The next of these bi-monthly Boston Unity Group (game developer meetup) meets will be August 31 @ the Mircosoft N.E.R.D. center in Cambridge, MA. 7 p.m.
>This is just a little summary of information gained at the last Boston Post Mortem, held 20th May.
So what makes this a good thing to develop on? Hard question to answer with out seeing any killer apps for it, though the tech demo was pretty interesting and does show some potential for tools creation and as a editor for current games.
What Sony are doing to help developers is providing the Live Motion 2, the motion library for free to all licensed Sony devs and they are trying to make a push for people to use this by offering various bundle deals, most including the Eye Toy camera which is need to get this working, which is a good thing as they have only something like 10M Eye Toys out there at the moment.
What doesn’t help, certainly devs going for the casual sports and pub type games, there won’t be any controller add ons, such that you get with the Wii controller with all those baseball bats, golf clubs etc. This I think is a bit of a short fall as it breaks the illusion of being part of the event, sure this thing is accurate but there is a much larger level of disconnect from the game because of that.
A concern for who will use this is another big issue. For a party accessory, unlike the Wii, this becomes very expensive, having the PS3, the camera, the Move and the navigator, not a cheap toy to bring to a party. Also you need a certain level of light for this to work, and it needs to be consistent light for it to work at its best, so that could rule out anywhere with strobed party lights. A nice tough though, the controller can phase out colours which are similar to the background and lighting so that they won’t create problems with the controller and if two or more controllers are using similar colours, it can auto change the colours for you to make game play smoother and easier.
You can have up to four Move controllers on any one system which is good, but there was no mention if that included the navigator controller or not and they would take up a joypad spot, so limiting how much of a mix and match you can have.
Allowing older games to function with these, should be easy apparently, though this is a little more in the programmer sphere than I understand, it did sound relatively simple because the units used very little system resources with a 13m/s latency per SPU for each controller. I think I got that right.
What was very nice, the face detection, this could add quite a bit of fun to game design because it could track relative age, eye movement, head movement, if you had glasses and whether you were smiling or not. It could also consider your height, if you were sitting or standing.
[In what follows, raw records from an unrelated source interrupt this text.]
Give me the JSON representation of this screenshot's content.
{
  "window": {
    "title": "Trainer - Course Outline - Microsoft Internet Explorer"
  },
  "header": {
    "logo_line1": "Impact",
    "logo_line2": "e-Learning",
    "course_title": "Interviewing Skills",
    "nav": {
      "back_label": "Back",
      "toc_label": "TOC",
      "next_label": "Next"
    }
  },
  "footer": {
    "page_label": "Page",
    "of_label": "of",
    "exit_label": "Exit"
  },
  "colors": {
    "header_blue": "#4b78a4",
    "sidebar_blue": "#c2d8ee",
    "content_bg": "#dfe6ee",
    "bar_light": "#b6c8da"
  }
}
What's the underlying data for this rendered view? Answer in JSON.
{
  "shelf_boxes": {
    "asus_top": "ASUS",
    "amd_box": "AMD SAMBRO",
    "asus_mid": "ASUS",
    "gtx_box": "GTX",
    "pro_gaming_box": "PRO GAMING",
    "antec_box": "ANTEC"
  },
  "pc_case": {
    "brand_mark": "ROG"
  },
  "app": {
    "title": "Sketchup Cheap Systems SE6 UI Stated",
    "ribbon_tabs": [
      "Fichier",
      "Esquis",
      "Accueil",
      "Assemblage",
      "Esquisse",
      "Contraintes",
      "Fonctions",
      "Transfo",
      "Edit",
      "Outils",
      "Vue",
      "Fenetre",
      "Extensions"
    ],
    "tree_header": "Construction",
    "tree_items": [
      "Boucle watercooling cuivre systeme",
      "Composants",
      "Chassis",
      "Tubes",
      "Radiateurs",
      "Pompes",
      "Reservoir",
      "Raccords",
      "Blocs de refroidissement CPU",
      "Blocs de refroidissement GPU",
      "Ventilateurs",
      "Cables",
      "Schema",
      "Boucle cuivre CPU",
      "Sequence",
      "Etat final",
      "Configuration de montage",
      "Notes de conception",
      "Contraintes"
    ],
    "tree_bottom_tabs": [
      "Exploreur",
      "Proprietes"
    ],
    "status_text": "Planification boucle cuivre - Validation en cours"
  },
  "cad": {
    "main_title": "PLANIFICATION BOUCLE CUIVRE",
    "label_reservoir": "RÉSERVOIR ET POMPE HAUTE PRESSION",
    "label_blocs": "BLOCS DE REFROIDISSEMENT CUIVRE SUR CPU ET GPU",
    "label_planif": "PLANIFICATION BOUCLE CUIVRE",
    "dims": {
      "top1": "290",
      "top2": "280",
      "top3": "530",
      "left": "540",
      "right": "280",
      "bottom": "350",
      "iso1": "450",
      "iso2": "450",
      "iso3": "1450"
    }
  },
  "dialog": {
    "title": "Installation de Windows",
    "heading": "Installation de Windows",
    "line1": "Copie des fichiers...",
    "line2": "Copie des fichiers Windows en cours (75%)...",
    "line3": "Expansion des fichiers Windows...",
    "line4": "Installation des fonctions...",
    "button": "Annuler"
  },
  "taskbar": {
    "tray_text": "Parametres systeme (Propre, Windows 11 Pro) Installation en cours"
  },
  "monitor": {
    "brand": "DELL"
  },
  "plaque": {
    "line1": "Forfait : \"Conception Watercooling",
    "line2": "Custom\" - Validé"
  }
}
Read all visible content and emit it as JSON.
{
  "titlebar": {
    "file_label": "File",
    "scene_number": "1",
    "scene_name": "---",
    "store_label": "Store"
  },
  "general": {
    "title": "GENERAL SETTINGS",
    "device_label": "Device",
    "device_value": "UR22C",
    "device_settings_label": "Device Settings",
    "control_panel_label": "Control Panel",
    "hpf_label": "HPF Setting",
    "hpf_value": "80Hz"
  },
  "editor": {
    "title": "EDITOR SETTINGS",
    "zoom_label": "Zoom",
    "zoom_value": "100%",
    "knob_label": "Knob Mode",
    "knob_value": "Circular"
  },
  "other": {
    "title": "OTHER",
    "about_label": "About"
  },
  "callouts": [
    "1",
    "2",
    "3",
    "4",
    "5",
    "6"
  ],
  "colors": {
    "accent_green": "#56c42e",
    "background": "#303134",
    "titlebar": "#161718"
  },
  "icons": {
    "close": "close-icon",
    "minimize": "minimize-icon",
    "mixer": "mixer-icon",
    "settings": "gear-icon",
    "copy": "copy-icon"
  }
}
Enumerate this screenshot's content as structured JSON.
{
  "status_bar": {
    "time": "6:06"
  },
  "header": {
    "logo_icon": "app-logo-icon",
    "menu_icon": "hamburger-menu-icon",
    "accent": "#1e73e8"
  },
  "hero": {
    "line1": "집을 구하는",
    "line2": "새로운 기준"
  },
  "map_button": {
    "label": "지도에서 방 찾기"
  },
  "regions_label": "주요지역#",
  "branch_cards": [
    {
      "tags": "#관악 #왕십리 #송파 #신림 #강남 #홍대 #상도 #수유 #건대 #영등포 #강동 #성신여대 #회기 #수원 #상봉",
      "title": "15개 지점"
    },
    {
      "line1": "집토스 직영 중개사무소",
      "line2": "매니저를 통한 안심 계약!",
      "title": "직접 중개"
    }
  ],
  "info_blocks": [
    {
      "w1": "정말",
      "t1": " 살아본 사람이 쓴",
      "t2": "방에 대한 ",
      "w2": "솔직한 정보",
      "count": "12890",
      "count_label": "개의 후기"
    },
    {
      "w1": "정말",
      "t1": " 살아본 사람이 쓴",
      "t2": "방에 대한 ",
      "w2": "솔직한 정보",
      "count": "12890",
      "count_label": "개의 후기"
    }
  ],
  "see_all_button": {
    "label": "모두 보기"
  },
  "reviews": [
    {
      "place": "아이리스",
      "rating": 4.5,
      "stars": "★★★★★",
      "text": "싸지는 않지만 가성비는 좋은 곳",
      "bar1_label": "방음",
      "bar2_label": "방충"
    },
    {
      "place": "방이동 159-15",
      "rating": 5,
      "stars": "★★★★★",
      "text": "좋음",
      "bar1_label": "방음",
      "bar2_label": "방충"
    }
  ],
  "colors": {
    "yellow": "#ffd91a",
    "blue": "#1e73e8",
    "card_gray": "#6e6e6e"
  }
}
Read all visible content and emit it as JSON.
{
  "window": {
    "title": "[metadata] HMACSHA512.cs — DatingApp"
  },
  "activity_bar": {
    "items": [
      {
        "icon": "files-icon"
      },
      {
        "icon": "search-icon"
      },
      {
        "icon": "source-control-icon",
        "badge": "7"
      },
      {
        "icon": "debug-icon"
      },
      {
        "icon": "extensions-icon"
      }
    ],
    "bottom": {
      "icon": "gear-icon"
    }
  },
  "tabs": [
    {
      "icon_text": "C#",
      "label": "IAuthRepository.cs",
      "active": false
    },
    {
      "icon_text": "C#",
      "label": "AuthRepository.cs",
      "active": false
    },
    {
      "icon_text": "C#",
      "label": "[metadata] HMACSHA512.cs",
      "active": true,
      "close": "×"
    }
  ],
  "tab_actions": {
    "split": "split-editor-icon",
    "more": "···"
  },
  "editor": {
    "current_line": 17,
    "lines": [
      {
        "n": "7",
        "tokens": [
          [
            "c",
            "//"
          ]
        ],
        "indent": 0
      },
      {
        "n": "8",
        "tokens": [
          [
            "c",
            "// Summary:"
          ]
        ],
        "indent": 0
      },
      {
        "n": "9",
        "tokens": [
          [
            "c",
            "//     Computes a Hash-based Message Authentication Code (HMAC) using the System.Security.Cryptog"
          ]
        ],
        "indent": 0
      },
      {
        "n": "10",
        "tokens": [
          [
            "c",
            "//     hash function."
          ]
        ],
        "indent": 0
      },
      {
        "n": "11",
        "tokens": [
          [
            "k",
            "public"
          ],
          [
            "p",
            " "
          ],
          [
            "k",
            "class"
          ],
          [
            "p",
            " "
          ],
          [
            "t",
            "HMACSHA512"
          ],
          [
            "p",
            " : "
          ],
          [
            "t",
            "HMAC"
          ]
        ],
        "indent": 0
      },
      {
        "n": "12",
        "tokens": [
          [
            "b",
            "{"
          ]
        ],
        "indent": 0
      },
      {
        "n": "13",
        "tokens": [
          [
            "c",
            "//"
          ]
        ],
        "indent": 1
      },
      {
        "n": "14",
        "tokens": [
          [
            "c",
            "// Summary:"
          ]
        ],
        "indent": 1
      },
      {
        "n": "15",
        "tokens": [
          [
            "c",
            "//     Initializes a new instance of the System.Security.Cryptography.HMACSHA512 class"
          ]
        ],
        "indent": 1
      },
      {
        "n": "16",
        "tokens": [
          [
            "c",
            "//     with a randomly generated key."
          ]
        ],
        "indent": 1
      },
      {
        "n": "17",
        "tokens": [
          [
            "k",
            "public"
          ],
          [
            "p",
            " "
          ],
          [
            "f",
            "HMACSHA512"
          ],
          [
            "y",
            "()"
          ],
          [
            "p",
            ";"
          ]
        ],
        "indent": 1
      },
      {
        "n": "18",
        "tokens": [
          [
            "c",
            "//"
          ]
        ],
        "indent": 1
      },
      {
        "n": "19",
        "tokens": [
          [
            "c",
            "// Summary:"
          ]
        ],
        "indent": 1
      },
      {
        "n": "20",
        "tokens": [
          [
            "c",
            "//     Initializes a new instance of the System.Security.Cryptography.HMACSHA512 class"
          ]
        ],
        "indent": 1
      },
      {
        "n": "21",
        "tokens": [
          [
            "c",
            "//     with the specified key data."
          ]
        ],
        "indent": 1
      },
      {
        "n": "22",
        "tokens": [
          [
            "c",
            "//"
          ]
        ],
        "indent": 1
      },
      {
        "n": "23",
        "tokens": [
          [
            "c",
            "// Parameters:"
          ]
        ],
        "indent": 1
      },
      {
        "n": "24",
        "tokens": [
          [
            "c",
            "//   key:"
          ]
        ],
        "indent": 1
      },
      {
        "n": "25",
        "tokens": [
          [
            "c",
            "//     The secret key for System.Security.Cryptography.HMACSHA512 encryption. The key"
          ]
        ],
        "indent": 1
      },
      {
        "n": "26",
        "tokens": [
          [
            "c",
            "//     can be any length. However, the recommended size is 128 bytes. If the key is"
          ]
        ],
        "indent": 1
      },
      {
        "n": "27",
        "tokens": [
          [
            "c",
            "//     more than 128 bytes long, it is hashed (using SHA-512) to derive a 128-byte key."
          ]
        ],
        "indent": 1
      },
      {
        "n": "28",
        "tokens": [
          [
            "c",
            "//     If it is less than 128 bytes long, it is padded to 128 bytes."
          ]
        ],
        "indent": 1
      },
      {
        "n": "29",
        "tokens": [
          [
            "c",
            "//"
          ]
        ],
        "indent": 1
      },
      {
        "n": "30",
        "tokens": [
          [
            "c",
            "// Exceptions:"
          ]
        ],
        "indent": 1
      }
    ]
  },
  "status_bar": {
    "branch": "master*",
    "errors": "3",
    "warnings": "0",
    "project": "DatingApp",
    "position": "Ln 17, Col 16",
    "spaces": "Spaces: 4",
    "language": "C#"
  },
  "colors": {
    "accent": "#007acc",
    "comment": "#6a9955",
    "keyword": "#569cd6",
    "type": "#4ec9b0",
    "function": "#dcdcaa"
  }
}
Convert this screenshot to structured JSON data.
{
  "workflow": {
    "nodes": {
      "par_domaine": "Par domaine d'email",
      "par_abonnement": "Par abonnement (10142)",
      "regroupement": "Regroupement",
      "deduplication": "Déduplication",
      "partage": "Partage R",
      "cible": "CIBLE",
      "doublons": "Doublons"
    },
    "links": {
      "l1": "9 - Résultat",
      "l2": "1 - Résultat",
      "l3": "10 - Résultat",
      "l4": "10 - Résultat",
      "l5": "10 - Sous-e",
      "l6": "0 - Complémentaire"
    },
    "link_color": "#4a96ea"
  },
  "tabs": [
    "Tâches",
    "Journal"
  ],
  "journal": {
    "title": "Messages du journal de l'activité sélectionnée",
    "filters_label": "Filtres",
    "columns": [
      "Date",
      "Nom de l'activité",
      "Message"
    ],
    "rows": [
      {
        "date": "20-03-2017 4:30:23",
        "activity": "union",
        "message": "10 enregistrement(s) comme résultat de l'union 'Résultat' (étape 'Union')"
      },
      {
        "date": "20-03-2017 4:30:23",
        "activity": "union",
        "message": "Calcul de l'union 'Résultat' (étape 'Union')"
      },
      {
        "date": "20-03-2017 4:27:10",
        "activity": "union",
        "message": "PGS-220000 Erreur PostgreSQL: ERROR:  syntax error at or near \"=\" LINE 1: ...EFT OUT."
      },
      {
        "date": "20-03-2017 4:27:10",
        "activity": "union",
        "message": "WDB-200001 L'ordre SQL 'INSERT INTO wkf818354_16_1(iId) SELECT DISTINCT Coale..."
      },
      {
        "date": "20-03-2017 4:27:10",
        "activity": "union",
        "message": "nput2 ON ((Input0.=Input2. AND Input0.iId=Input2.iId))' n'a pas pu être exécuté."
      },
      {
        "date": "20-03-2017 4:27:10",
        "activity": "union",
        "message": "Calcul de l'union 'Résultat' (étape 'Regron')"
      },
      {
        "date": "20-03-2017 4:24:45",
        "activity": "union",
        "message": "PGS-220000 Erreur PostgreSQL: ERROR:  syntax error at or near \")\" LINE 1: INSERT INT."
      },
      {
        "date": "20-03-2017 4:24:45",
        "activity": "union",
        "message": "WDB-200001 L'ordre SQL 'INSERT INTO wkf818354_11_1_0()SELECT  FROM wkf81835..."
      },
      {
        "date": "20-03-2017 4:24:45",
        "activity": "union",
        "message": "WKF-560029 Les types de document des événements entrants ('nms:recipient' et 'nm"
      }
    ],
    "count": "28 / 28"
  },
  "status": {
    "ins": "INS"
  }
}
This was a nice mechanic for game show puzzle type games because it could indicate various facial factors.
Gestures, which was also quite nice, but very glitchy. It allowed you to create a rough skeleton of your height and build, so you could control yourself and using the buttons on the controller to add fine hand control, something they pointed out that Natal didn’t have. It was nice to see, but it didn’t work that great though.
Big issue was the line of sight, the light on the Move controller had to see the camera and getting in the way either because you were moving around, someone passing through, or you swinging the controller back behind for something like a baseball swing broke the controller, left you hanging in the air as it were. It was quite quick to pick you back up, but it still broke the illusion.